[ bee-gurl ]
/ ˈbiˌgɜrl /
a woman employed by a bar, nightclub, etc., to act as a companion to male customers and induce them to buy drinks.
The Letter B Once Had A Much Longer NameThe letter B was part of the Phoenician alphabet more than 3000 years ago in 1000 BCE. At that time, the letter was called beth and looked a little different, but it made the sound of b and was second in the alphabet. The shape of the letter resembled the floor plan of a house, and the word beth meant “house.” This is pictured below. In Hebrew, the letter was called beth, bet, or bayt which also …
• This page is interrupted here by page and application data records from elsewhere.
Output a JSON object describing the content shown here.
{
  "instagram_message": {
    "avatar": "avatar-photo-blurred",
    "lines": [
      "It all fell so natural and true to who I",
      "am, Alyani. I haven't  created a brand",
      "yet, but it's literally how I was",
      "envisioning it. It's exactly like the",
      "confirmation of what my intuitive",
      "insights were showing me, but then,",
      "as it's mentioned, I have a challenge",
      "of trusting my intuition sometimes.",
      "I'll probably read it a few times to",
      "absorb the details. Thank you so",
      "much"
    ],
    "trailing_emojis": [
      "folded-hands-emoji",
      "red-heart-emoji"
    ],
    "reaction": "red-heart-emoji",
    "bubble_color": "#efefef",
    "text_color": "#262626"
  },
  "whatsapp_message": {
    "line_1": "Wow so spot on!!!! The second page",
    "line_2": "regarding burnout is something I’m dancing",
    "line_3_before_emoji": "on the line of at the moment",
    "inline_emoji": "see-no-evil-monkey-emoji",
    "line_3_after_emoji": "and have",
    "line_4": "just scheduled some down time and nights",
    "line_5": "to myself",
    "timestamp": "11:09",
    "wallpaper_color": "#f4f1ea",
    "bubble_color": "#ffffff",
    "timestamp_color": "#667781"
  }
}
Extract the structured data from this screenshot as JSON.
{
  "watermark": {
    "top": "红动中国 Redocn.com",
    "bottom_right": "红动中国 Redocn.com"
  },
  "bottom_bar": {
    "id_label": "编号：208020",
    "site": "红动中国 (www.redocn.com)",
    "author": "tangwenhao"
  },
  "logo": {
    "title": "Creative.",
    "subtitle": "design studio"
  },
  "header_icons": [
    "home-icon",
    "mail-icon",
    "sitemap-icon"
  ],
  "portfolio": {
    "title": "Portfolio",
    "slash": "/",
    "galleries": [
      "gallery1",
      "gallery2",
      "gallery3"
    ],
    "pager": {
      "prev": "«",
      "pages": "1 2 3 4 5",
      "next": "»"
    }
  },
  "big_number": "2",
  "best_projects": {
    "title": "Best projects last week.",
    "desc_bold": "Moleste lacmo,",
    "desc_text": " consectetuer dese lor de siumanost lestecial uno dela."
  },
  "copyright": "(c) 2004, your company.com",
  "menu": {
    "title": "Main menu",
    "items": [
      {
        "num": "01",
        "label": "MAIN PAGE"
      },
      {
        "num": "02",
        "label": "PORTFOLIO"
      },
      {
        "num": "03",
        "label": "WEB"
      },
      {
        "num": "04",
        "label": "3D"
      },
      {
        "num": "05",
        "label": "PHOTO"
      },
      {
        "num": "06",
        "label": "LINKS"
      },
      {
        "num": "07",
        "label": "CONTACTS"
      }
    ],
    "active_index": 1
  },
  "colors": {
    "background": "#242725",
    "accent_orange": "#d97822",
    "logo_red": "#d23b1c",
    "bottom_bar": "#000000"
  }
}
What Is Manic Pixie Dream Girl?In 2007, film critic Nathan Rabin coined the term Manic Pixie Dream Girl in an attempt to classify Kirsten Dunst’s role in Elizabethtown. He first described this stock romantic character as a woman who “exists solely in the fevered imaginations of sensitive writer-directors to teach broodingly soulful young men to embrace life and its infinite mysteries and adventures.” Since the first appearance of Manic Pixie Dream Girl, Rabin officially apologized for the coinage in a thoughtful piece about this unwieldy term.
Dictionary.com Unabridged Based on the Random House Unabridged Dictionary, © Random House, Inc. 2019
Word Origin and History for b-girl
1936, abbreviation of bar girl, U.S. slang for a woman paid to encourage customers at a bar to buy her drinks.
Online Etymology Dictionary, © 2010 Douglas Harper